So what could Marathon be worth? First investors need to understand that Marathon has always been a different type of IP company. Management has been building a wide portfolio of Intellectual Property that has consistently increased year over year revenues. They are growing a solid company that does not rely on single case events like VirnetX. The current market cap is under $40 million. Just the current Apple case has had experts estimate possible damages of $175 million to $420 million. This does not include future damages since the patent does not expire for another 5 years. Using an average of these two give a possible award of $300 million. Using a market cap estimate of a 50% discount like VirnetX would give a market cap for just the Apple case of $150 million or roughly $10/share. Add in the additional 7 years of damages and that could easily double the price again. Keep in mind that is only one of many cases which gives investors a warm feeling that there is not much downside but a huge upside with the price currently sitting under $2.5.
While Apple can certainly maintain their claim as an innovator, and they undoubtedly are in many regards, these recent and substantial jury awards clearly illustrate that Apple has in fact been engaging, at least in some case, in the unauthorized use of others patented technology, and profiting handsomely from it. Ironically, all three of these patents involve a technology completely foundational to some of Apple's most high growth and profitable market segments. One must wonder, absent this essential theft of certain others technology, would the company have ultimately experienced the same growth and windfall profits of recent years?
In closing, Apple itself states, "Apple's 100,000 employees are dedicated to making the best products on earth, and to leaving the world better than we found it." One can only wonder based on the recent rash of jury awards totaling almost $1.5 Billion for infringing others patents renders the statement slightly disingenuous.
While ultimately a billion or two dollars is nothing to Apple with its $38 billion in cash on its balance sheet, their bigger concern should be the growing public awareness of these types of situations.

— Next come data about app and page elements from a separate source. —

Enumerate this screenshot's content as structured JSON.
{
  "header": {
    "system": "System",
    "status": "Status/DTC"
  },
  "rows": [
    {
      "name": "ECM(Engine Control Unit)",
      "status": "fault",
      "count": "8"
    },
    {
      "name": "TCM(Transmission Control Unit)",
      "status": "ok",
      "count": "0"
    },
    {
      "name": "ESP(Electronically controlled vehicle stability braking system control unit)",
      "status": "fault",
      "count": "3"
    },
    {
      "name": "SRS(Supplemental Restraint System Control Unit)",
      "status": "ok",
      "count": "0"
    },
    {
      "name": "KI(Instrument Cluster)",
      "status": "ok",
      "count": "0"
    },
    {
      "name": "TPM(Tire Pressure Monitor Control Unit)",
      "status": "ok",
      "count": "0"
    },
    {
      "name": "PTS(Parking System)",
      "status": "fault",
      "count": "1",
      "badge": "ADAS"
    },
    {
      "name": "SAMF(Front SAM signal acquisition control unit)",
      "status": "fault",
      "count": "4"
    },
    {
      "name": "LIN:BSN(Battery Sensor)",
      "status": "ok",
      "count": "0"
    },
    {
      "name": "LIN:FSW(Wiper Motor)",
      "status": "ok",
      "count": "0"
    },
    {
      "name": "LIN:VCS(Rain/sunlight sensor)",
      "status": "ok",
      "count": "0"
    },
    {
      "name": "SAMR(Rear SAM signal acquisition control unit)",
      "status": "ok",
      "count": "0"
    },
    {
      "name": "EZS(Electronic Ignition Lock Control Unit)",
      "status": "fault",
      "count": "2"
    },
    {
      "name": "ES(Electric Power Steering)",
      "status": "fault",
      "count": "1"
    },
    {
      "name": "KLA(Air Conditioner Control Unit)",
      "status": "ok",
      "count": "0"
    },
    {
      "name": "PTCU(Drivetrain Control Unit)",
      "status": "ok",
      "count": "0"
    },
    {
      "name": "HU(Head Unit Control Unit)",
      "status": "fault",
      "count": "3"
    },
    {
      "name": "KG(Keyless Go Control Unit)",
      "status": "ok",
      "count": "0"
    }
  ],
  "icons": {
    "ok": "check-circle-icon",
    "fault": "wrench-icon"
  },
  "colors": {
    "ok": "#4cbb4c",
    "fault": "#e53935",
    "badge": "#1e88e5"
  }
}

Apple's most invaluable asset is its brand and how consumers perceive them. That positive perception is virtually priceless, worth hundreds of billions. I'd argue these recent suits and their resulting outcome as detrimental to that perception.
Disclosure: I am/we are long MARA.
I wrote this article myself, and it expresses my own opinions. I am not receiving compensation for it (other than from Seeking Alpha). I have no business relationship with any company whose stock is mentioned in this article.